MUMBAI • India’s anti-money laundering agency fined Standard Chartered plc (StanChart) one billion rupees (RM60 million) for breaking foreign-exchange (forex) rules when it worked on the take-over of a local bank, marking one of the country’s biggest penalties imposed on an overseas lender.
An eight-year probe found that StanChart violated the so-called Forex Management Act — which monitors offshore financial transactions — when it worked with a group of investors to buy a stake in Tamilnad Mercantile Bank Ltd (TMB) in 2007, according to an August order from India’s enforcement agency that was seen by Bloomberg.
“Senior officials at StanChart saw an investment in TMB shares as an opportunity that might ripen into an eventually larger owner- ship for the bank,” Sushil Kumar, the enforcement agency’s special director, said in the order.
A representative for the British lender confirmed receipt of the order, adding that the bank was evaluating it and so unable to comment further.
StanChart — India’s largest foreign bank by branches — has been operating in the country for more than 160 years and has about 100 outlets. The bank also acted as a custodian for shares on the deal, according to the order.

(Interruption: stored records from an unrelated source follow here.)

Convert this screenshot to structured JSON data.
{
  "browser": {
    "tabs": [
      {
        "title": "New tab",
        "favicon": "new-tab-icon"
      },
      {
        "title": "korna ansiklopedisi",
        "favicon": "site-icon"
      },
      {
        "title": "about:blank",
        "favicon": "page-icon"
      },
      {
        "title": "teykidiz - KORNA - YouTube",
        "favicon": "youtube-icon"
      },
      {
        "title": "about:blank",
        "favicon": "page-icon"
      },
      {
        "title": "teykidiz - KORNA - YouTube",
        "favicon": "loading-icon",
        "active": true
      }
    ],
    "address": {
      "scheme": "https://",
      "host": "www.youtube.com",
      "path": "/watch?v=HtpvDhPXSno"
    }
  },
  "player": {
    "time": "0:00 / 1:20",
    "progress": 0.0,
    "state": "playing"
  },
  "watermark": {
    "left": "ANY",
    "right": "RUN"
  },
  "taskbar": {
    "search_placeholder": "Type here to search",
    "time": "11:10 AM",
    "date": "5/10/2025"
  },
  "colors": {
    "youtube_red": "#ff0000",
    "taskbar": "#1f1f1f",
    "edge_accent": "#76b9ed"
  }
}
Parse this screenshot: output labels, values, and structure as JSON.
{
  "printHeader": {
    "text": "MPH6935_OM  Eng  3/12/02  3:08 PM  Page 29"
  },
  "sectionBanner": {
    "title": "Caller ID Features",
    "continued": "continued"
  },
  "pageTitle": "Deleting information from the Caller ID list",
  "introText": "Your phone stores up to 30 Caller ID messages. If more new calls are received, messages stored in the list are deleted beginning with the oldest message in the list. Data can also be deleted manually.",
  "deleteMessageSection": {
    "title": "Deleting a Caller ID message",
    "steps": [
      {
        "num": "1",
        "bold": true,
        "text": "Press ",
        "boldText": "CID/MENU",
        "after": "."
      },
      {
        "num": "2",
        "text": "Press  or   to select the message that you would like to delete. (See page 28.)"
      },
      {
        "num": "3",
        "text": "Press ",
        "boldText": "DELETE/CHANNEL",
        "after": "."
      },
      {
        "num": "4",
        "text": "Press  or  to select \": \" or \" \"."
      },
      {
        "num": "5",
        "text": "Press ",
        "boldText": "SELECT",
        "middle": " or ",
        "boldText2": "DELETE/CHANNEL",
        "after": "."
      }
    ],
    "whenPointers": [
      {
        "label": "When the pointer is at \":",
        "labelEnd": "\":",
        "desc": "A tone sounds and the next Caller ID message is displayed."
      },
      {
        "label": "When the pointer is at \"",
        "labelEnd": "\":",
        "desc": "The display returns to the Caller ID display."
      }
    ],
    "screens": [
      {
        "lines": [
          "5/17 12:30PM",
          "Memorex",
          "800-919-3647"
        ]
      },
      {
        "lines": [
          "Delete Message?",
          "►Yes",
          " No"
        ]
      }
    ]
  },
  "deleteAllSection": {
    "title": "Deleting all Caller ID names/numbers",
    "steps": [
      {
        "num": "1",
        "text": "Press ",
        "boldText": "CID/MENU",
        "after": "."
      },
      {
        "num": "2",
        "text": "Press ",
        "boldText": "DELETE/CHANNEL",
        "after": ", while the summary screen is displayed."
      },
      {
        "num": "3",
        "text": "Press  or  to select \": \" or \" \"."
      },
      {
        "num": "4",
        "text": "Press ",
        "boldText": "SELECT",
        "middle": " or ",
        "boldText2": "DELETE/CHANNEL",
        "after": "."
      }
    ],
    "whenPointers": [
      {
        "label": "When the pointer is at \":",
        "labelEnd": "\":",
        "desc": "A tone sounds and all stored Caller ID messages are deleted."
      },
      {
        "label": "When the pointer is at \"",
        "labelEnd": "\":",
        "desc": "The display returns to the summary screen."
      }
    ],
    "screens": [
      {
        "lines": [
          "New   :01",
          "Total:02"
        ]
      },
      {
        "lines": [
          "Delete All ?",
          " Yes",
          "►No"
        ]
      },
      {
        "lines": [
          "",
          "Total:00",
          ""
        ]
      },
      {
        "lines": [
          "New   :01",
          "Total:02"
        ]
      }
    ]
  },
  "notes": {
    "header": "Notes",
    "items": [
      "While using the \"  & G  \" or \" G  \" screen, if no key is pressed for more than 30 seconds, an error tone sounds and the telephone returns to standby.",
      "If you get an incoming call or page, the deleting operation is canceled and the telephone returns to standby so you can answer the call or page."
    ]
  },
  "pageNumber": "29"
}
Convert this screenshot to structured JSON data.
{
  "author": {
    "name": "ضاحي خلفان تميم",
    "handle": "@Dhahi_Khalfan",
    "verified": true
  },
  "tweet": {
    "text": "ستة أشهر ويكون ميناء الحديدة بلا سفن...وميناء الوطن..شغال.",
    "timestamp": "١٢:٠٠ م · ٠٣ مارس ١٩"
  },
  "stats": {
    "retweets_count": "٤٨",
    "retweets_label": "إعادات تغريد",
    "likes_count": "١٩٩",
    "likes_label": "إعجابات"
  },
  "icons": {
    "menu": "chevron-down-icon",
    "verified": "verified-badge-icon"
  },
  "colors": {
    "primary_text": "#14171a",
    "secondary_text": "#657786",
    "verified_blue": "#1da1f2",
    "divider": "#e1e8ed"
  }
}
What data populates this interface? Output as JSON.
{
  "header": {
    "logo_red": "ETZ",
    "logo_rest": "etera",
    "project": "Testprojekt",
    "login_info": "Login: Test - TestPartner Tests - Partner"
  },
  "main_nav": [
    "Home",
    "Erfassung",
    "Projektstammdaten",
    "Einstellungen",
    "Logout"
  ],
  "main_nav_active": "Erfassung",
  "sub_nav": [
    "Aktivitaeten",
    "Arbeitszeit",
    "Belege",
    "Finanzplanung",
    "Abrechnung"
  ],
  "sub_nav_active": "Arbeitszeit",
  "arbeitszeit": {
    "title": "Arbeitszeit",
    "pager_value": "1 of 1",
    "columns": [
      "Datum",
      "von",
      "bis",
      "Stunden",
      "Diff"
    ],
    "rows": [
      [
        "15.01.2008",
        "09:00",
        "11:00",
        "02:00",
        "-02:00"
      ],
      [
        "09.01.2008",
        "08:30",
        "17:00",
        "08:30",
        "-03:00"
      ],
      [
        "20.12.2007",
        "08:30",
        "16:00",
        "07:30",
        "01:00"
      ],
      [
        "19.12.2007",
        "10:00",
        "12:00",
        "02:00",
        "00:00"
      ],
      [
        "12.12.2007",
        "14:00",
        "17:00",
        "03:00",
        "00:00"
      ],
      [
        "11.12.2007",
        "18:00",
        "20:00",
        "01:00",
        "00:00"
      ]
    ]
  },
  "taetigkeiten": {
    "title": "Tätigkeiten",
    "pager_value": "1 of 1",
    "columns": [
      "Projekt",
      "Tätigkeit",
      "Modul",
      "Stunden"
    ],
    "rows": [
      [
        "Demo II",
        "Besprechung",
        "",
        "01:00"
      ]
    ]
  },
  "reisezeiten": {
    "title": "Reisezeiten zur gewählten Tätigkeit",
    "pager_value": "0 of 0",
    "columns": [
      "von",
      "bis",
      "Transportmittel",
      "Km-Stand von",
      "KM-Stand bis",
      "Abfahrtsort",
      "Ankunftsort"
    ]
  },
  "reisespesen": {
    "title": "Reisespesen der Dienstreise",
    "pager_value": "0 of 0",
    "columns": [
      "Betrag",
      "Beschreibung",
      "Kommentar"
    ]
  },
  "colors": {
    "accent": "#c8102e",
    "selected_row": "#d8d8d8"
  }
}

TMB was fined almost 170 million rupees for similar charges, the order said.
A spokesman at TMB declined to comment, while the Enforcement Directorate didn’t immediately respond to an email seeking comment.
The case dates back to about 13 years ago when TMB transferred 46,862 shares to overseas investors, including GHI Ltd, Swiss Re Investors, FI Investments (Mauritius) Ltd and Cuna Group (Mauritius) Ltd, without seeking permission from India’s central bank, according to the order. Some of those shares were then transferred to Sub-Continental Equities Ltd, an affiliate of StanChart in April 2008, without the Reserve Bank of India’s permission, it said.
The transfers were done through escrow accounts with StanChart, which acted as a transaction agent and a lender to one of the investors on the deal, the order said.
“StanChart, through its affiliate Sub-Continental, was a proposed and eventually an actual investor in TMB shares to be purchased through the escrow agreement arrangements,” Kumar said. — Bloomberg